Microsoft decides to push GreenButton
Microsoft has put more than US$1 million ($1.3m) into Wellington start-up GreenButton, which lets computer users access supercomputer power at the click of a button.
GreenButton, which has backing from several of the country's leading technologists, has emerged as a big hope for the capital's hi-tech sector.
Its application can be built into software products used for data intensive processes such as film rendering and animation or complex analysis of financial or biological data.
Chairman Marcel van den Assum, a former chief information officer of Fonterra, said Microsoft would help it sell the application to major software vendors, and GreenButton would use Microsoft's cloud computing platform Windows Azure to provide processing power to customers.
Computer users pay a fee for the processing power they access through the application. That fee will be split between GreenButton, the software provider and Microsoft, under the agreement between the two companies.
Mr van den Assum said it was only the second agreement globally that Microsoft had concluded for Azure "so that's special".
"They tend to have the relationships [with software vendors] already, they have the account managers and they have the relatively senior contacts. That gives us a powerful entree into application suppliers and software vendors we would otherwise find it hard to get into."

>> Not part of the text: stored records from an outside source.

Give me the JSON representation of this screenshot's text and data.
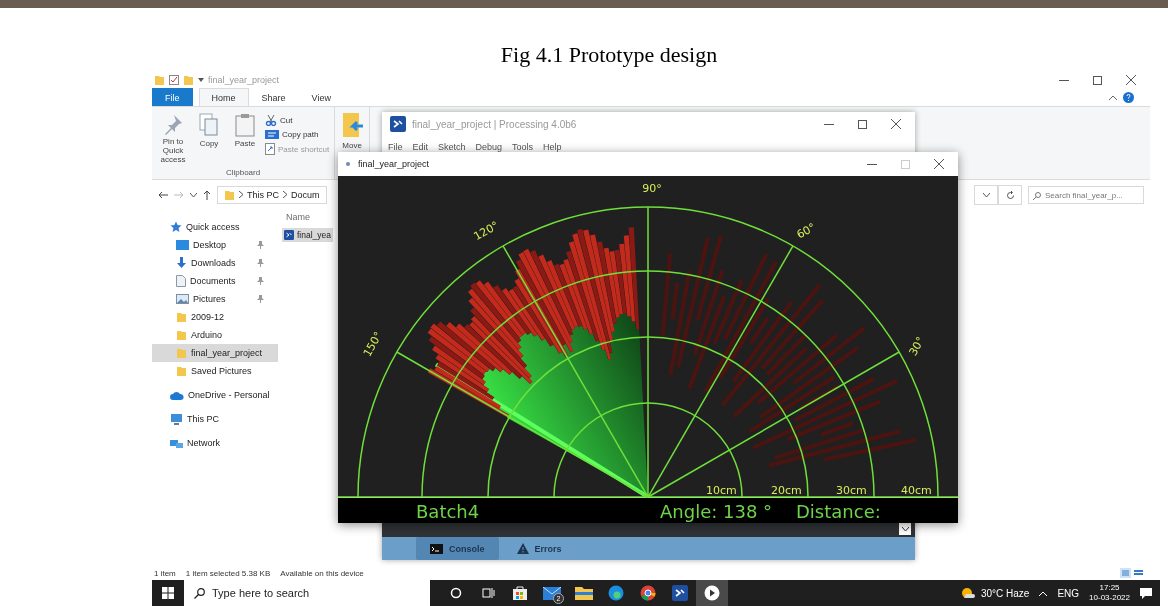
{
  "caption": "Fig 4.1 Prototype design",
  "explorer": {
    "title": "final_year_project",
    "ribbon_tabs": [
      {
        "label": "File",
        "kind": "file",
        "selected": false
      },
      {
        "label": "Home",
        "kind": "tab",
        "selected": true
      },
      {
        "label": "Share",
        "kind": "tab",
        "selected": false
      },
      {
        "label": "View",
        "kind": "tab",
        "selected": false
      }
    ],
    "clipboard": {
      "buttons": [
        {
          "label": "Pin to Quick access",
          "kind": "pin"
        },
        {
          "label": "Copy",
          "kind": "copy"
        },
        {
          "label": "Paste",
          "kind": "paste"
        }
      ],
      "small_buttons": [
        {
          "label": "Cut",
          "kind": "cut",
          "disabled": false
        },
        {
          "label": "Copy path",
          "kind": "path",
          "disabled": false
        },
        {
          "label": "Paste shortcut",
          "kind": "shortcut",
          "disabled": true
        }
      ],
      "group_label": "Clipboard"
    },
    "move_button": "Move",
    "breadcrumb": [
      "This PC",
      "Docum"
    ],
    "search": {
      "placeholder": "Search final_year_p..."
    },
    "nav": [
      {
        "label": "Quick access",
        "kind": "star",
        "pinned": false,
        "selected": false,
        "children": [
          {
            "label": "Desktop",
            "kind": "desktop",
            "pinned": true,
            "selected": false
          },
          {
            "label": "Downloads",
            "kind": "download",
            "pinned": true,
            "selected": false
          },
          {
            "label": "Documents",
            "kind": "document",
            "pinned": true,
            "selected": false
          },
          {
            "label": "Pictures",
            "kind": "picture",
            "pinned": true,
            "selected": false
          },
          {
            "label": "2009-12",
            "kind": "folder",
            "pinned": false,
            "selected": false
          },
          {
            "label": "Arduino",
            "kind": "folder",
            "pinned": false,
            "selected": false
          },
          {
            "label": "final_year_project",
            "kind": "folder",
            "pinned": false,
            "selected": true
          },
          {
            "label": "Saved Pictures",
            "kind": "folder",
            "pinned": false,
            "selected": false
          }
        ]
      },
      {
        "label": "OneDrive - Personal",
        "kind": "cloud",
        "pinned": false,
        "selected": false
      },
      {
        "label": "This PC",
        "kind": "pc",
        "pinned": false,
        "selected": false
      },
      {
        "label": "Network",
        "kind": "network",
        "pinned": false,
        "selected": false
      }
    ],
    "column": "Name",
    "files": [
      {
        "name": "final_yea",
        "selected": true
      }
    ],
    "status": [
      "1 item",
      "1 item selected  5.38 KB",
      "Available on this device"
    ]
  },
  "ide": {
    "title": "final_year_project | Processing 4.0b6",
    "menu": [
      "File",
      "Edit",
      "Sketch",
      "Debug",
      "Tools",
      "Help"
    ],
    "console_tabs": [
      {
        "label": "Console",
        "kind": "console",
        "selected": true
      },
      {
        "label": "Errors",
        "kind": "errors",
        "selected": false
      }
    ]
  },
  "sketch": {
    "title": "final_year_project",
    "angle_labels": [
      "30°",
      "60°",
      "90°",
      "120°",
      "150°"
    ],
    "distance_labels": [
      "10cm",
      "20cm",
      "30cm",
      "40cm"
    ],
    "project_label": "Batch4",
    "angle_readout": "Angle: 138 °",
    "distance_readout": "Distance:"
  },
  "taskbar": {
    "search": {
      "placeholder": "Type here to search"
    },
    "apps": [
      {
        "kind": "cortana",
        "selected": false
      },
      {
        "kind": "taskview",
        "selected": false
      },
      {
        "kind": "store",
        "selected": false
      },
      {
        "kind": "mail",
        "badge": "2",
        "selected": false
      },
      {
        "kind": "explorer",
        "selected": false
      },
      {
        "kind": "edge",
        "selected": false
      },
      {
        "kind": "chrome",
        "selected": false
      },
      {
        "kind": "processing",
        "selected": false
      },
      {
        "kind": "media",
        "selected": true
      }
    ],
    "weather": "30°C Haze",
    "language": "ENG",
    "time": "17:25",
    "date": "10-03-2022"
  }
}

The application is already embedded in six software products, including Auckland 3-D rendering firm Right Hemisphere's Deep Exploration software, and has more than 4000 registered users in more than 70 countries.
Customers were paying between $20 and "several thousand dollars" per processing job and Mr van den Assum said anecdotal feedback had been promising.
"We've had a couple say they had more power capability at home working from their kitchen bench than they did at the office."
GreenButton investors include the government's Venture Investment Fund, Movac founder Phil McCaw, and Datacom founder John Holdsworth. Former Sun Microsystems executive Mark Canepa is a shareholder and sits alongside Mr van den Assum and chief executive Scott Houston – once head of technology at Weta Digital – on the board of directors. Microsoft had not acquired any equity in GreenButton as part of its deal.
Mr van den Assum said GreenButton was targeting software firms that were established market leaders and was working to build up an appetite for its application among their user communities.
Software developers could use GreenButton to take advantage of the cloud without having to re-engineer their desktop or enterprise software, he said.
Windows Azure general manager Doug Hauger said GreenButton was creating a "unique solution" that could be used in a variety of industries.
The 15-person company is working on extra features including one that would let customers take advantage of low "spot prices" for processing power.
GreenButton could turn to other providers for processing power, for example, if a customer required a job to be done in a certain country. The Government's ultrafast broadband rollout would provide fundamental infrastructure to improve access to cloud services such as GreenButton's, Mr van den Assum said.
IDC Research analyst Rasika Versleijen-Pradhan said cloud computing was still at an early stage. GreenButton was "a first stepping stone" to accessing web services through desktop software. IDC predicted global spending on cloud computing would reach US$55.5 billion in 2014, up on $16b in 2009.